What is needed: Give the records again. Keep them exact and leave out the images.

━━━ Data in this exercise

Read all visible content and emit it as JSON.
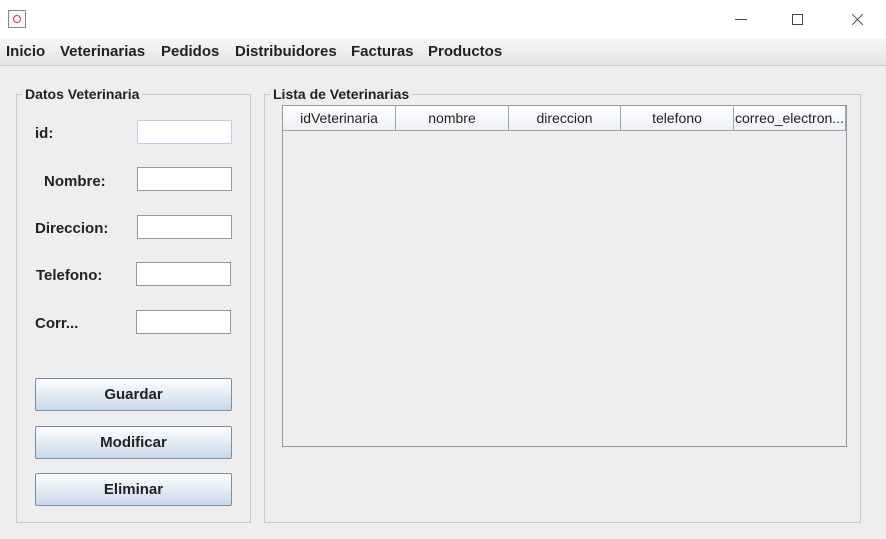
{
  "window": {
    "controls": [
      "minimize",
      "maximize",
      "close"
    ]
  },
  "menu": [
    "Inicio",
    "Veterinarias",
    "Pedidos",
    "Distribuidores",
    "Facturas",
    "Productos"
  ],
  "form": {
    "legend": "Datos Veterinaria",
    "fields": {
      "id": {
        "label": "id:",
        "value": ""
      },
      "nombre": {
        "label": "Nombre:",
        "value": ""
      },
      "direccion": {
        "label": "Direccion:",
        "value": ""
      },
      "telefono": {
        "label": "Telefono:",
        "value": ""
      },
      "correo": {
        "label": "Corr...",
        "value": ""
      }
    },
    "buttons": {
      "save": "Guardar",
      "modify": "Modificar",
      "delete": "Eliminar"
    }
  },
  "list": {
    "legend": "Lista de Veterinarias",
    "columns": [
      "idVeterinaria",
      "nombre",
      "direccion",
      "telefono",
      "correo_electron..."
    ],
    "rows": []
  }
}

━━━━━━

Final answer:
Read all visible content and emit it as JSON.
{
  "window": {
    "controls": [
      "minimize",
      "maximize",
      "close"
    ]
  },
  "menu": [
    "Inicio",
    "Veterinarias",
    "Pedidos",
    "Distribuidores",
    "Facturas",
    "Productos"
  ],
  "form": {
    "legend": "Datos Veterinaria",
    "fields": {
      "id": {
        "label": "id:",
        "value": ""
      },
      "nombre": {
        "label": "Nombre:",
        "value": ""
      },
      "direccion": {
        "label": "Direccion:",
        "value": ""
      },
      "telefono": {
        "label": "Telefono:",
        "value": ""
      },
      "correo": {
        "label": "Corr...",
        "value": ""
      }
    },
    "buttons": {
      "save": "Guardar",
      "modify": "Modificar",
      "delete": "Eliminar"
    }
  },
  "list": {
    "legend": "Lista de Veterinarias",
    "columns": [
      "idVeterinaria",
      "nombre",
      "direccion",
      "telefono",
      "correo_electron..."
    ],
    "rows": []
  }
}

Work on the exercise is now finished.